The European Parliament’s environment committee on Tuesday 24 February 2015 backed a new limit on traditional biofuels made from food crops that critics say stoke inflation and do more harm than good to the environment.
Those seeking to promote a new generation of advanced biofuels made from seaweed and waste welcomed Tuesday’s vote.
But those who have invested in biofuels made from crops such as maize or rapeseed say it puts jobs at risk.
Current legislation requires EU member states to ensure that renewable sources account for at least 10% of energy in transport by 2020.
The European Parliament’s environment committee on Tuesday agreed that biofuel from food crops should not exceed 6% of final energy use in transport – a tougher limit than the 7% backed by member states last year.
It also agreed that negotiations between member states, the European Commission and the Parliament should start now on a legislative text, rather than waiting for a plenary parliamentary vote.
Thomas Nagy, executive vice-president at Novozymes , the world’s leading supplier of enzymes for the production of conventional and advanced ethanol, said Tuesday’s decision was long overdue and should help to spur necessary investment in the right kind of biofuels.
“A stable and effective framework is the only way forward to secure commercial deployment,” he said.
But ePURE, the European Renewable Ethanol Association, called on member states “to remain firm on a minimum 7% cap for conventional biofuels”.
Apart from the impact on food prices, using farmland to produce biofuels adds to pressure to free up land through deforestation, which can result in increased greenhouse gas emissions.
Green members of the European Parliament said Tuesday’s compromise deal meant changes in land use and the resulting emissions would be accounted for, although it said the proposals did not go far enough.

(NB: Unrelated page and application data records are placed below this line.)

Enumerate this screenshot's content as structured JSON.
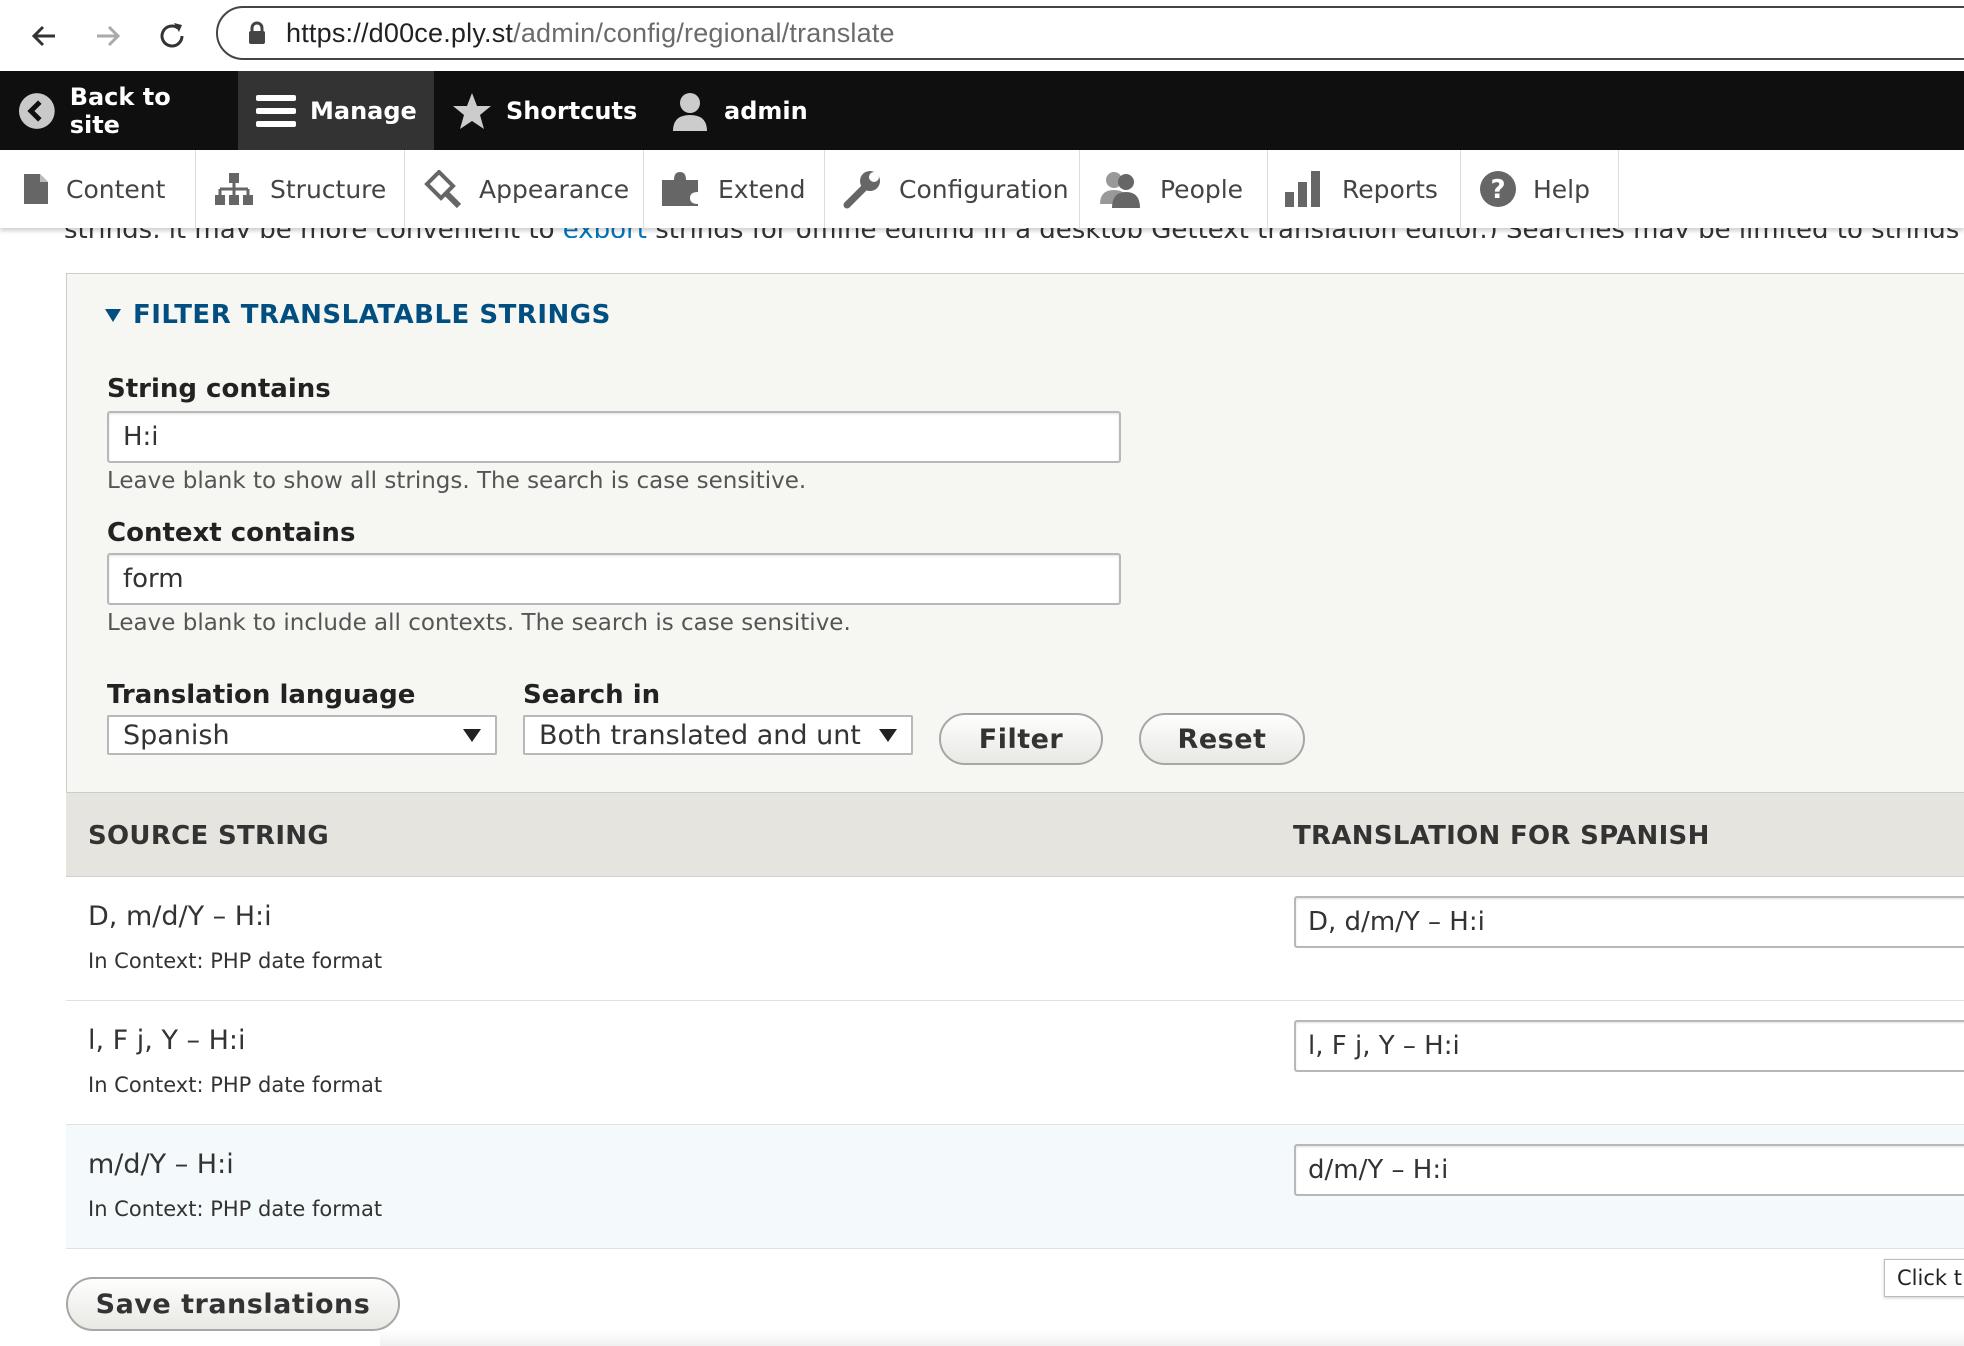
{
  "browser": {
    "url_host": "https://d00ce.ply.st",
    "url_path": "/admin/config/regional/translate"
  },
  "toolbar": {
    "back_to_site": "Back to site",
    "manage": "Manage",
    "shortcuts": "Shortcuts",
    "user": "admin"
  },
  "tray": {
    "items": [
      {
        "label": "Content",
        "icon": "file-icon"
      },
      {
        "label": "Structure",
        "icon": "sitemap-icon"
      },
      {
        "label": "Appearance",
        "icon": "paintbrush-icon"
      },
      {
        "label": "Extend",
        "icon": "puzzle-icon"
      },
      {
        "label": "Configuration",
        "icon": "wrench-icon"
      },
      {
        "label": "People",
        "icon": "people-icon"
      },
      {
        "label": "Reports",
        "icon": "bar-chart-icon"
      },
      {
        "label": "Help",
        "icon": "help-icon"
      }
    ]
  },
  "intro": {
    "before_link": "strings, it may be more convenient to ",
    "link": "export",
    "after_link": " strings for offline editing in a desktop Gettext translation editor.) Searches may be limited to strings in a"
  },
  "filter": {
    "legend": "FILTER TRANSLATABLE STRINGS",
    "string_label": "String contains",
    "string_value": "H:i",
    "string_desc": "Leave blank to show all strings. The search is case sensitive.",
    "context_label": "Context contains",
    "context_value": "form",
    "context_desc": "Leave blank to include all contexts. The search is case sensitive.",
    "language_label": "Translation language",
    "language_value": "Spanish",
    "search_in_label": "Search in",
    "search_in_value": "Both translated and untr",
    "filter_button": "Filter",
    "reset_button": "Reset"
  },
  "table": {
    "col_source": "SOURCE STRING",
    "col_translation": "TRANSLATION FOR SPANISH",
    "rows": [
      {
        "source": "D, m/d/Y – H:i",
        "context": "In Context: PHP date format",
        "translation": "D, d/m/Y – H:i"
      },
      {
        "source": "l, F j, Y – H:i",
        "context": "In Context: PHP date format",
        "translation": "l, F j, Y – H:i"
      },
      {
        "source": "m/d/Y – H:i",
        "context": "In Context: PHP date format",
        "translation": "d/m/Y – H:i"
      }
    ]
  },
  "save_button": "Save translations",
  "tooltip": "Click t"
}
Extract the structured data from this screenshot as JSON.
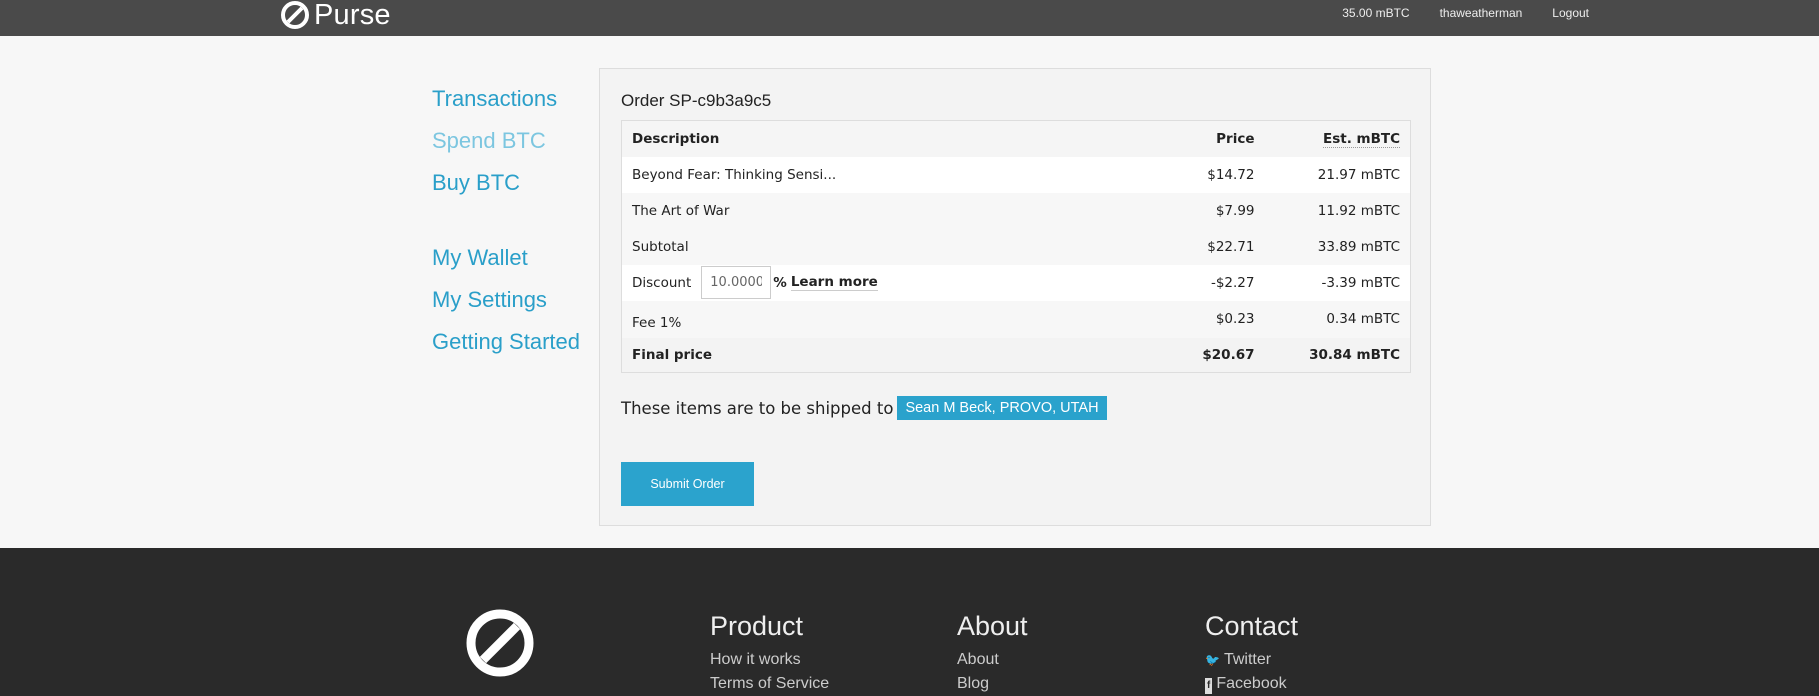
{
  "header": {
    "brand": "Purse",
    "balance": "35.00 mBTC",
    "username": "thaweatherman",
    "logout": "Logout"
  },
  "sidebar": {
    "items": [
      {
        "label": "Transactions"
      },
      {
        "label": "Spend BTC"
      },
      {
        "label": "Buy BTC"
      },
      {
        "label": "My Wallet"
      },
      {
        "label": "My Settings"
      },
      {
        "label": "Getting Started"
      }
    ]
  },
  "order": {
    "title": "Order SP-c9b3a9c5",
    "columns": {
      "description": "Description",
      "price": "Price",
      "btc": "Est. mBTC"
    },
    "items": [
      {
        "description": "Beyond Fear: Thinking Sensi...",
        "price": "$14.72",
        "btc": "21.97 mBTC"
      },
      {
        "description": "The Art of War",
        "price": "$7.99",
        "btc": "11.92 mBTC"
      }
    ],
    "subtotal": {
      "label": "Subtotal",
      "price": "$22.71",
      "btc": "33.89 mBTC"
    },
    "discount": {
      "label": "Discount",
      "value": "10.0000",
      "percent": "%",
      "learn_more": "Learn more",
      "price": "-$2.27",
      "btc": "-3.39 mBTC"
    },
    "fee": {
      "label": "Fee 1%",
      "price": "$0.23",
      "btc": "0.34 mBTC"
    },
    "final": {
      "label": "Final price",
      "price": "$20.67",
      "btc": "30.84 mBTC"
    },
    "ship_text": "These items are to be shipped to",
    "ship_to": "Sean M Beck, PROVO, UTAH",
    "submit": "Submit Order"
  },
  "footer": {
    "product": {
      "title": "Product",
      "links": [
        "How it works",
        "Terms of Service"
      ]
    },
    "about": {
      "title": "About",
      "links": [
        "About",
        "Blog"
      ]
    },
    "contact": {
      "title": "Contact",
      "links": [
        {
          "icon": "twitter-icon",
          "label": "Twitter"
        },
        {
          "icon": "facebook-icon",
          "label": "Facebook"
        }
      ]
    }
  },
  "colors": {
    "accent": "#2aa2cc",
    "topbar": "#4a4a4a",
    "footer": "#2a2a2a"
  }
}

British liberal lawmaker Catherine Bearder also said the deal fell short, but would help to “combat deforestation, hunger and climate change”.
The European People’s Party, the main centre-right grouping in the European Parliament, regretted the outcome.
It said it could mean the failure of negotiations that still have to take place on a final legal text, protracting regulatory uncertainty that has already dragged on for years.
Bio based chemicals are the unexpected beneficiaries of the North American shale gas boom, says a special report from IHS Inc., a leading global source of critical information and insight.
Sugars, glycerin and other plant-derived feedstocks are emerging as economically competitive starting materials for a range of commodity chemicals, in part, the report says, because of tight supplies of conventional feedstocks such as propylene, isobutylene, butadiene and isoprene.
The shortfall is due to the shale gas boom: North American ethylene producers have switched from petroleum-derived naphtha to lighter, natural gas-based feedstocks, reducing the output of valuable C3, C4, C5 and pygas co-products. These co-products, in turn, are the starting materials for a variety of chemical intermediates and polymers. Examples include synthetic rubber, an essential material for tire production, as well as nylon 6.6, used for fiber production and automotive parts, according to the IHS Chemical Special Report: Chemical Building Blocks from Renewables.